The convex shape of bottom 2 is provided to keep ice cubes 7 somewhat spaced from said bottom to avoid closing up of the orifices in the bottom of said receptacle.

As said before, the receptacle according to the invention keeps ice cubes 7 totally removed from cutter blades 10, thus preventing any possible wear or breakage thereof by colliding with the ice.
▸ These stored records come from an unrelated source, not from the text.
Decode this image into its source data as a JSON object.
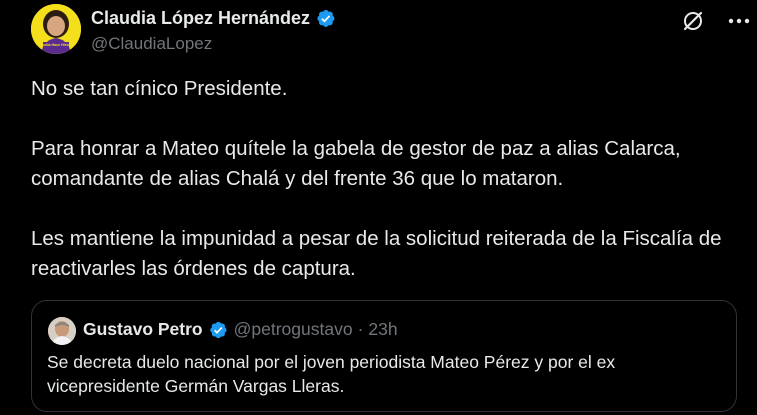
{
  "author": {
    "display_name": "Claudia López Hernández",
    "handle": "@ClaudiaLopez",
    "verified": true,
    "avatar_icon": "profile-photo-icon",
    "avatar_text": "Claudia Hace Historia"
  },
  "actions": {
    "grok_icon": "grok-icon",
    "more_icon": "more-icon"
  },
  "body": {
    "paragraphs": [
      "No se tan cínico Presidente.",
      "Para honrar a Mateo quítele la gabela de gestor de paz a alias Calarca, comandante de alias Chalá y del frente 36 que lo mataron.",
      "Les mantiene la impunidad a pesar de la solicitud reiterada de la Fiscalía de reactivarles las órdenes de captura."
    ]
  },
  "quoted": {
    "display_name": "Gustavo Petro",
    "handle": "@petrogustavo",
    "separator": "·",
    "time": "23h",
    "verified": true,
    "text": "Se decreta duelo nacional por el joven periodista Mateo Pérez y por el ex vicepresidente Germán Vargas Lleras."
  },
  "colors": {
    "background": "#000000",
    "text_primary": "#e7e9ea",
    "text_secondary": "#71767b",
    "verified_blue": "#1d9bf0",
    "border": "#2f3336",
    "avatar_yellow": "#f4df1d"
  }
}
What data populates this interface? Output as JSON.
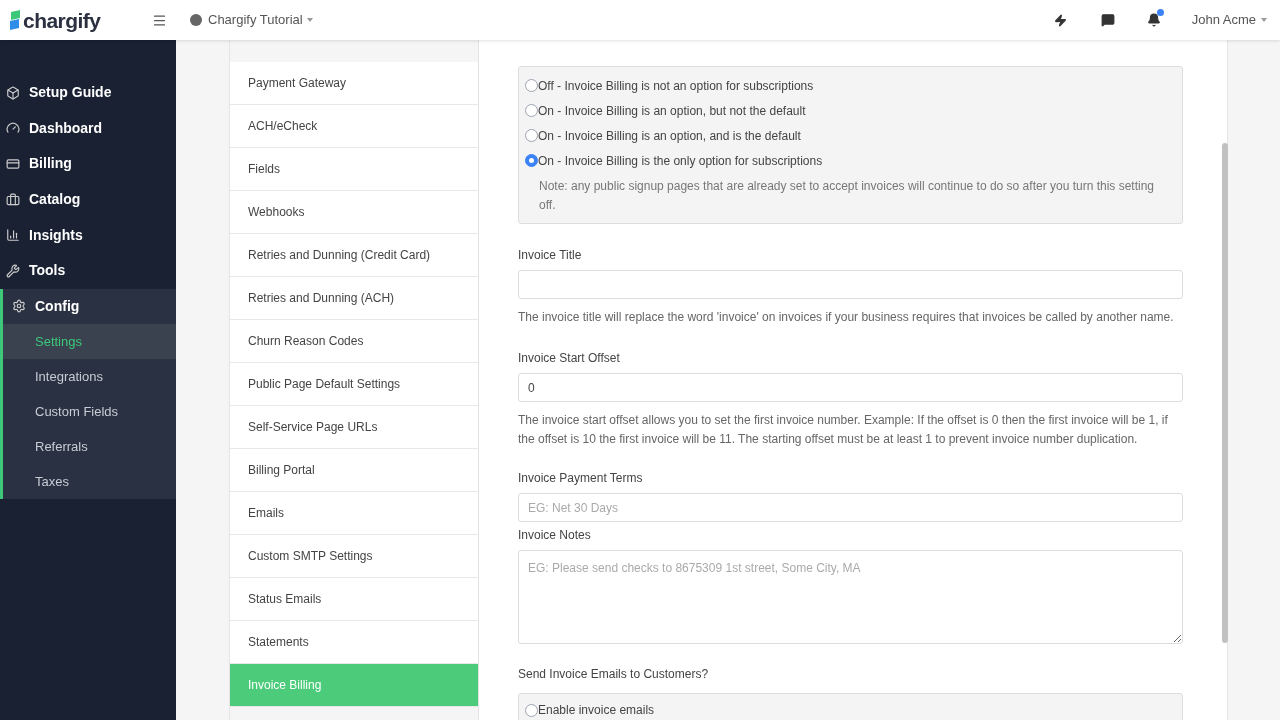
{
  "topbar": {
    "brand": "chargify",
    "site": "Chargify Tutorial",
    "user": "John Acme",
    "notification_badge": true
  },
  "sidebar": {
    "items": [
      {
        "label": "Setup Guide",
        "selected": false
      },
      {
        "label": "Dashboard",
        "selected": false
      },
      {
        "label": "Billing",
        "selected": false
      },
      {
        "label": "Catalog",
        "selected": false
      },
      {
        "label": "Insights",
        "selected": false
      },
      {
        "label": "Tools",
        "selected": false
      },
      {
        "label": "Config",
        "selected": true,
        "children": [
          {
            "label": "Settings",
            "selected": true
          },
          {
            "label": "Integrations",
            "selected": false
          },
          {
            "label": "Custom Fields",
            "selected": false
          },
          {
            "label": "Referrals",
            "selected": false
          },
          {
            "label": "Taxes",
            "selected": false
          }
        ]
      }
    ]
  },
  "settings_nav": [
    {
      "label": "Payment Gateway",
      "selected": false
    },
    {
      "label": "ACH/eCheck",
      "selected": false
    },
    {
      "label": "Fields",
      "selected": false
    },
    {
      "label": "Webhooks",
      "selected": false
    },
    {
      "label": "Retries and Dunning (Credit Card)",
      "selected": false
    },
    {
      "label": "Retries and Dunning (ACH)",
      "selected": false
    },
    {
      "label": "Churn Reason Codes",
      "selected": false
    },
    {
      "label": "Public Page Default Settings",
      "selected": false
    },
    {
      "label": "Self-Service Page URLs",
      "selected": false
    },
    {
      "label": "Billing Portal",
      "selected": false
    },
    {
      "label": "Emails",
      "selected": false
    },
    {
      "label": "Custom SMTP Settings",
      "selected": false
    },
    {
      "label": "Status Emails",
      "selected": false
    },
    {
      "label": "Statements",
      "selected": false
    },
    {
      "label": "Invoice Billing",
      "selected": true
    }
  ],
  "invoice_billing": {
    "options": [
      {
        "label": "Off - Invoice Billing is not an option for subscriptions",
        "selected": false
      },
      {
        "label": "On - Invoice Billing is an option, but not the default",
        "selected": false
      },
      {
        "label": "On - Invoice Billing is an option, and is the default",
        "selected": false
      },
      {
        "label": "On - Invoice Billing is the only option for subscriptions",
        "selected": true
      }
    ],
    "note": "Note: any public signup pages that are already set to accept invoices will continue to do so after you turn this setting off."
  },
  "fields": [
    {
      "kind": "input",
      "label": "Invoice Title",
      "help": "The invoice title will replace the word 'invoice' on invoices if your business requires that invoices be called by another name."
    },
    {
      "kind": "input",
      "label": "Invoice Start Offset",
      "value": "0",
      "help": "The invoice start offset allows you to set the first invoice number. Example: If the offset is 0 then the first invoice will be 1, if the offset is 10 the first invoice will be 11. The starting offset must be at least 1 to prevent invoice number duplication."
    },
    {
      "kind": "input",
      "label": "Invoice Payment Terms",
      "placeholder": "EG: Net 30 Days"
    },
    {
      "kind": "textarea",
      "label": "Invoice Notes",
      "placeholder": "EG: Please send checks to 8675309 1st street, Some City, MA"
    }
  ],
  "invoice_emails": {
    "label": "Send Invoice Emails to Customers?",
    "options": [
      {
        "label": "Enable invoice emails",
        "selected": false
      }
    ]
  }
}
As a consequence thereof, ice cubes or more or less large pieces of ice (7) may be used, according to the capacity of said receptacle.
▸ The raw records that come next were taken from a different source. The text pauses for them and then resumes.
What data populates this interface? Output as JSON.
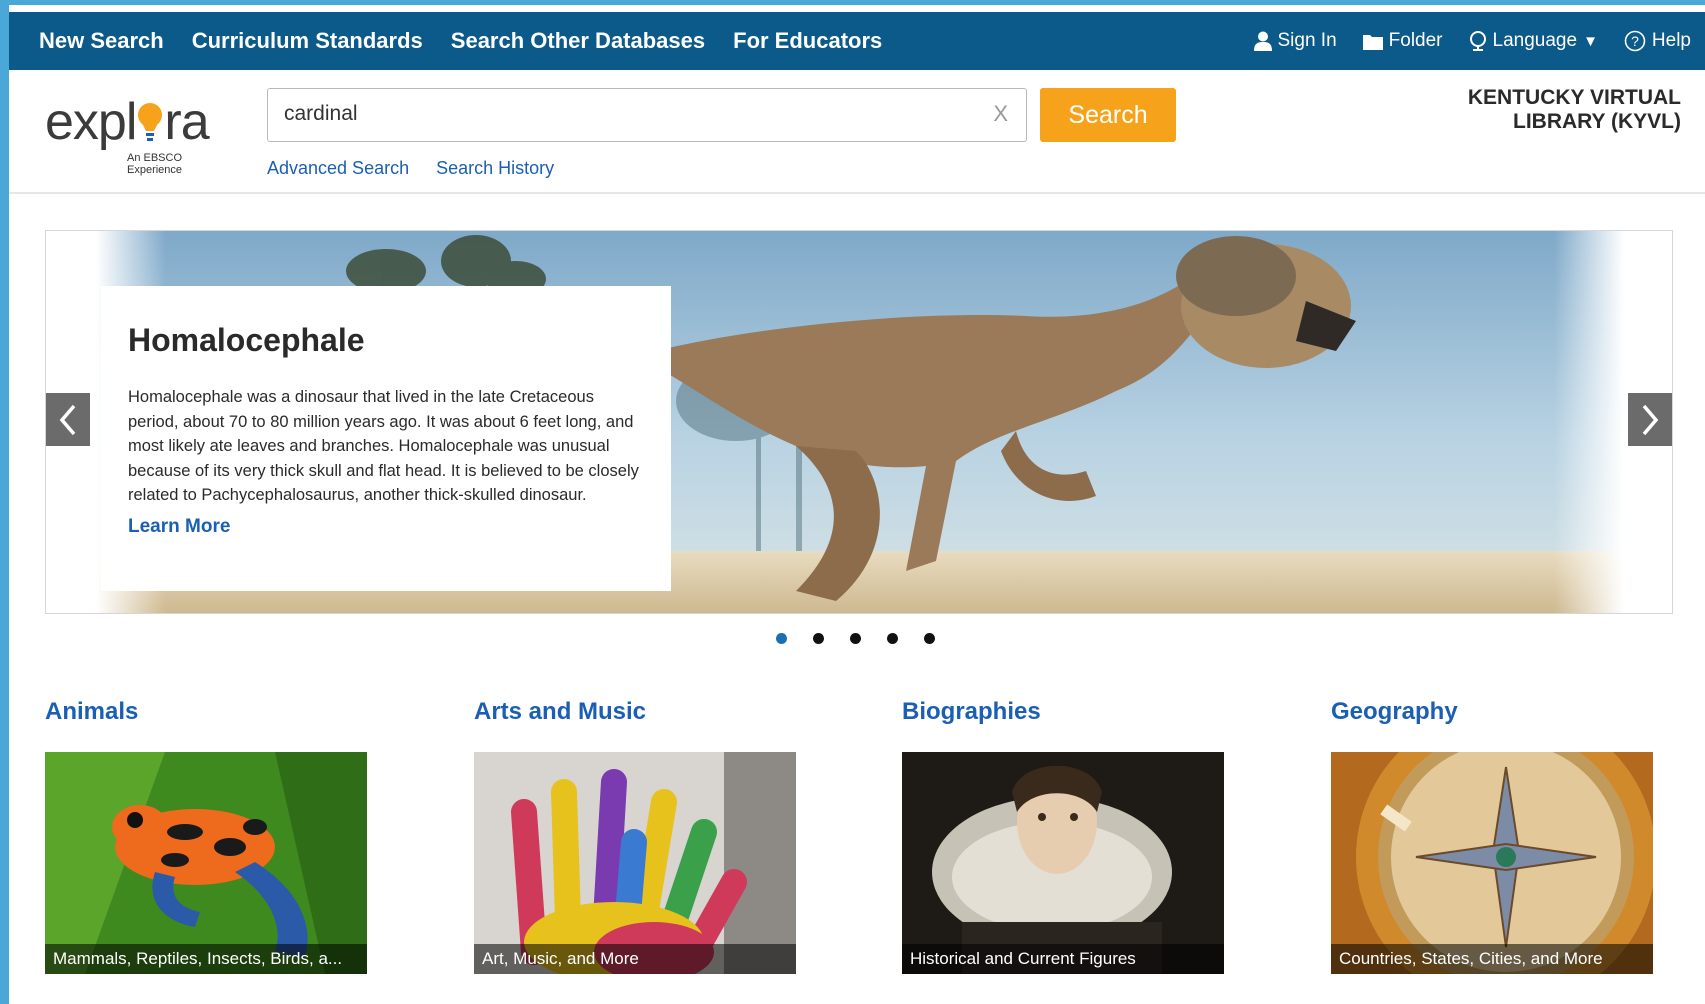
{
  "nav": {
    "links": [
      "New Search",
      "Curriculum Standards",
      "Search Other Databases",
      "For Educators"
    ],
    "sign_in": "Sign In",
    "folder": "Folder",
    "language": "Language",
    "help": "Help"
  },
  "brand": {
    "logo_prefix": "expl",
    "logo_suffix": "ra",
    "tagline": "An EBSCO Experience"
  },
  "search": {
    "query": "cardinal",
    "clear_label": "X",
    "button_label": "Search",
    "advanced": "Advanced Search",
    "history": "Search History"
  },
  "library": {
    "line1": "KENTUCKY VIRTUAL",
    "line2": "LIBRARY (KYVL)"
  },
  "carousel": {
    "title": "Homalocephale",
    "description": "Homalocephale was a dinosaur that lived in the late Cretaceous period, about 70 to 80 million years ago. It was about 6 feet long, and most likely ate leaves and branches. Homalocephale was unusual because of its very thick skull and flat head. It is believed to be closely related to Pachycephalosaurus, another thick-skulled dinosaur.",
    "link": "Learn More",
    "slide_count": 5,
    "active_slide": 1
  },
  "categories": [
    {
      "title": "Animals",
      "caption": "Mammals, Reptiles, Insects, Birds, a..."
    },
    {
      "title": "Arts and Music",
      "caption": "Art, Music, and More"
    },
    {
      "title": "Biographies",
      "caption": "Historical and Current Figures"
    },
    {
      "title": "Geography",
      "caption": "Countries, States, Cities, and More"
    }
  ],
  "colors": {
    "nav_bg": "#0b5a8a",
    "search_button": "#f7a21b",
    "link": "#1a5fb4",
    "frame": "#4aa8d8"
  }
}
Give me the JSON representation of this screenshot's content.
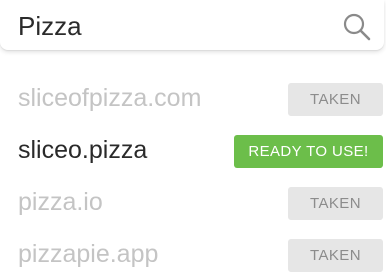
{
  "search": {
    "query": "Pizza",
    "icon": "search-icon"
  },
  "colors": {
    "taken_text": "#c4c4c4",
    "available_text": "#2a2a2a",
    "taken_badge_bg": "#e6e6e6",
    "taken_badge_text": "#8c8c8c",
    "ready_badge_bg": "#6cbe4a",
    "ready_badge_text": "#ffffff"
  },
  "results": [
    {
      "domain": "sliceofpizza.com",
      "status": "TAKEN"
    },
    {
      "domain": "sliceo.pizza",
      "status": "READY TO USE!"
    },
    {
      "domain": "pizza.io",
      "status": "TAKEN"
    },
    {
      "domain": "pizzapie.app",
      "status": "TAKEN"
    }
  ]
}
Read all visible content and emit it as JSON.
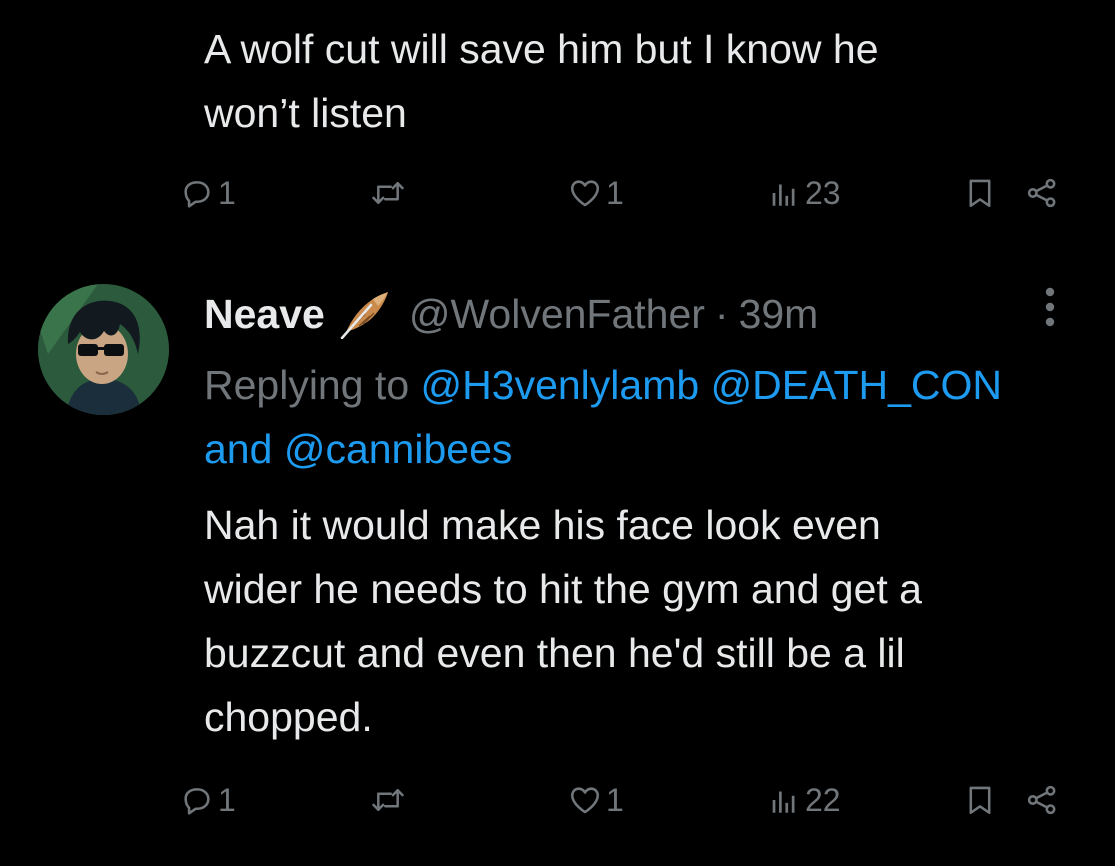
{
  "tweet1": {
    "text": "A wolf cut will save him but I know he\nwon’t listen",
    "actions": {
      "replies": "1",
      "retweets": "",
      "likes": "1",
      "views": "23"
    }
  },
  "tweet2": {
    "author": {
      "display_name": "Neave",
      "emoji": "feather-icon",
      "handle": "@WolvenFather",
      "separator": "·",
      "time": "39m"
    },
    "replying": {
      "prefix": "Replying to",
      "mentions": [
        "@H3venlylamb",
        "@DEATH_CON"
      ],
      "conjunction": "and",
      "last_mention": "@cannibees"
    },
    "text": "Nah it would make his face look even\nwider he needs to hit the gym and get a\nbuzzcut and even then he'd still be a lil\nchopped.",
    "actions": {
      "replies": "1",
      "retweets": "",
      "likes": "1",
      "views": "22"
    }
  },
  "colors": {
    "background": "#000000",
    "text_primary": "#e7e9ea",
    "text_secondary": "#71767b",
    "link": "#1d9bf0"
  }
}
It is evident that sundry changes in construction and detail may be introduced without thereby departing from the scope of this invention, as clearly defined in the following claims.

I claim:

1. In combination with a mixing jar having at its bottom rotatable cutting blades for comminuting matter charged into the jar: a receptacle for holding a particulate cooling medium, said receptacle comprising a main body having the shape of an inverted truncated cone, a convex bottom, said bottom being spaced from said cutting blades, and a neck portion having more sharply tapered walls than the main body, the main body, bottom and neck portion having spaced apertures therein for free passage of liquid into and out of the receptacle, and flange means connected to said neck portion for supporting the receptacle in said jar.

2. The combination of claim 1, wherein the apertures in the neck portion are of larger diameter than the apertures in the main body and bottom.

3. The combination of claim 1, wherein the apertures in the main body are formed by a plurality of rows of rectangular slits.

4. The combination of claim 1, wherein the apertures ifllthe main body are formed by a plurality of circular 5. The combination of claim 1,

wherein the convex bottom is a spherically shaped cap. 7

References Cited in the file of this patent UNITED STATES PATENTS 527,711 Nelson Oct. 16, 1894 1,432,888 Murray Oct. 24, 1922 2,168,969 Bickerstafi Aug. 8, 1939

Patent Citations
Cited PatentFiling datePublication dateApplicantTitle
US527711 *May 21, 1894Oct 16, 1894 Protector for tops of ice-cream cans
US1432888 *Oct 15, 1919Oct 24, 1922Murray Frederick GMilk can
US2168969 *Jan 28, 1938Aug 8, 1939Judson L BickerstaffIced-cocktail container
Referenced by
Citing PatentFiling datePublication dateApplicantTitle
US3004657 *Nov 28, 1958Oct 17, 1961Hyman JulianPacking of edible commodities
US3348729 *Oct 14, 1965Oct 24, 1967Ettlinger Jr RalphSilverware holding means for dishwashers
US4194697 *Jan 22, 1979Mar 25, 1980William LembeckFood processor and auxiliary mixing bowl therefor
US5302021 *May 13, 1993Apr 12, 1994Vita-Mix CorporationMethod of preventing the formation of an air pocket in a blender
US5395060 *Jul 18, 1991Mar 7, 1995Braun AktiengesellschaftMulti-purpose food processor
US5636923 *May 16, 1996Jun 10, 1997Nejat-Bina; Iradj E.Electric spiral blade recycle food mixer
US6223652 *May 12, 1999May 1, 2001U.S. Philips CorporationKitchen appliance comprising a container with a filter
US6527433Nov 13, 2001Mar 4, 2003Thomas E. Daniels, Jr.Beverage mixer with pivoting stir stick and cup indentation
US6966689Oct 23, 2002Nov 22, 2005Ted/Btb Properties, Ltd.Beverage mixer with stir stick
US7213965Feb 28, 2005May 8, 2007Back To Basics Products, LlcBeverage mixer
US7217028Mar 19, 2004May 15, 2007Back To Basics Products, LlcOff-axis goblet for food mixer
US7238921Sep 11, 2006Jul 3, 2007Back To Basics Products, LlcCombination bread toaster and steamer device with shared wattage and method
US7270156Oct 5, 2004Sep 18, 2007Back To Basics Products, LlcBeverage mixer and heater
US7278779Jan 26, 2005Oct 9, 2007Back To Basics Products, LlcMixer with optional faucet
WO2008003956A1 *Jul 4, 2007Jan 10, 2008Kenwood LtdElectric blender arrangements
Classifications
U.S. Classification241/65, 55/459.5, 241/199.11, 134/187, 220/23.89, 62/320, 62/389, 366/205, 241/282.1
International ClassificationA47J43/04, A47J43/046, A23G9/04
Cooperative ClassificationA47J43/046, A23G9/045
European ClassificationA23G9/04D, A47J43/046